— DATA FOR ANALYSIS —
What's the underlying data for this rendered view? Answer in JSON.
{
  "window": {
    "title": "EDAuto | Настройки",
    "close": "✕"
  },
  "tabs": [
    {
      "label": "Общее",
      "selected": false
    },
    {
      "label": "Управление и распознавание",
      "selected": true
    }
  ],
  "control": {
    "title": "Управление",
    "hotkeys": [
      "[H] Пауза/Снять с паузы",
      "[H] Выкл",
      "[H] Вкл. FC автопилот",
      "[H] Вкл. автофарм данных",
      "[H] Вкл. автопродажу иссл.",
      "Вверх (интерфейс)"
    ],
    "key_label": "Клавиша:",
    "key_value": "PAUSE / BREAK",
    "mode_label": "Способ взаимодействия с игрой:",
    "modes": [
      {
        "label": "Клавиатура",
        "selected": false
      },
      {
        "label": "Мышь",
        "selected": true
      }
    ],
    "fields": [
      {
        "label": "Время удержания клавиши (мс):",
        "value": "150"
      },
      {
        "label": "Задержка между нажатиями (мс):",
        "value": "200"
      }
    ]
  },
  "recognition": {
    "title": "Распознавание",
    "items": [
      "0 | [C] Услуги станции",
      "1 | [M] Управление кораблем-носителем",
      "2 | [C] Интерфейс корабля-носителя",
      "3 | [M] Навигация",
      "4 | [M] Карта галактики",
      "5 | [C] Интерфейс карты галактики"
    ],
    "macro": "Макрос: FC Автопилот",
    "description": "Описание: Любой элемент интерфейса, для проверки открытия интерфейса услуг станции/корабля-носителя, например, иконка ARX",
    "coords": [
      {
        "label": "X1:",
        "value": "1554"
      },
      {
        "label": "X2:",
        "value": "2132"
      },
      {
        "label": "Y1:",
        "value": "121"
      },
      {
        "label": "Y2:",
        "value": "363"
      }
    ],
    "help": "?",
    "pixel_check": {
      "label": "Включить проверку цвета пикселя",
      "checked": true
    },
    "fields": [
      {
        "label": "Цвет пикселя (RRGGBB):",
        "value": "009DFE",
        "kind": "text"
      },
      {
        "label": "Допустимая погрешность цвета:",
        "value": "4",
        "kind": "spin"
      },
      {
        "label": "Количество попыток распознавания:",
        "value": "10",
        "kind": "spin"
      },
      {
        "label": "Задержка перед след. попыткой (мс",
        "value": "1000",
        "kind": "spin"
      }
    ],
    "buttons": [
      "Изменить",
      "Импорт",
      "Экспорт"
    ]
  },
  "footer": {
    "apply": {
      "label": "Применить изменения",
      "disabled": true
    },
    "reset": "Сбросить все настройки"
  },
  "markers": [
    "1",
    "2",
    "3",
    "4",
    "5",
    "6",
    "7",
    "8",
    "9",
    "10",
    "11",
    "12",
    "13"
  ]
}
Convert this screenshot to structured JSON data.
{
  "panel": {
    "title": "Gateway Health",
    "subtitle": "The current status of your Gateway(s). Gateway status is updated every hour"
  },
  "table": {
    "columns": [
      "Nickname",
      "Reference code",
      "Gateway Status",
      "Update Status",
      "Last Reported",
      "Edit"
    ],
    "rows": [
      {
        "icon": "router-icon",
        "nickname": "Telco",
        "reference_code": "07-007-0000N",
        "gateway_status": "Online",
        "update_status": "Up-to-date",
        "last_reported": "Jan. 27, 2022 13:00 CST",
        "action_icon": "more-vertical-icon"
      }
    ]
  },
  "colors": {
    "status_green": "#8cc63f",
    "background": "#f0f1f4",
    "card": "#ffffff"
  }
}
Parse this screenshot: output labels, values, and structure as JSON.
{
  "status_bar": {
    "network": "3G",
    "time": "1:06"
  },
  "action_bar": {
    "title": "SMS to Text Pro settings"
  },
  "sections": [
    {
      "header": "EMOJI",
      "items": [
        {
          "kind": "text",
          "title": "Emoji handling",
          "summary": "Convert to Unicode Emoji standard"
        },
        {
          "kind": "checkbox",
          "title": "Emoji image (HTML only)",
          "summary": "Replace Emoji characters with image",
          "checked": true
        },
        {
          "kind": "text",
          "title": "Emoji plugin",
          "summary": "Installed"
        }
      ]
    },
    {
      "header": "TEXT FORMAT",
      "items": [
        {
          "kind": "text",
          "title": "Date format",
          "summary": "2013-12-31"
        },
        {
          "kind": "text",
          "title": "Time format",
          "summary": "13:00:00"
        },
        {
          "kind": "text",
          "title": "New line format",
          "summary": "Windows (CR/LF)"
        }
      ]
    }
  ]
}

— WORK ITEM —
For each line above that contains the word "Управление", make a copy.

— RESULT OF THIS EXERCISE —
      "label": "Управление и распознавание",
    "title": "Управление",
      "1 | [M] Управление кораблем-носителем",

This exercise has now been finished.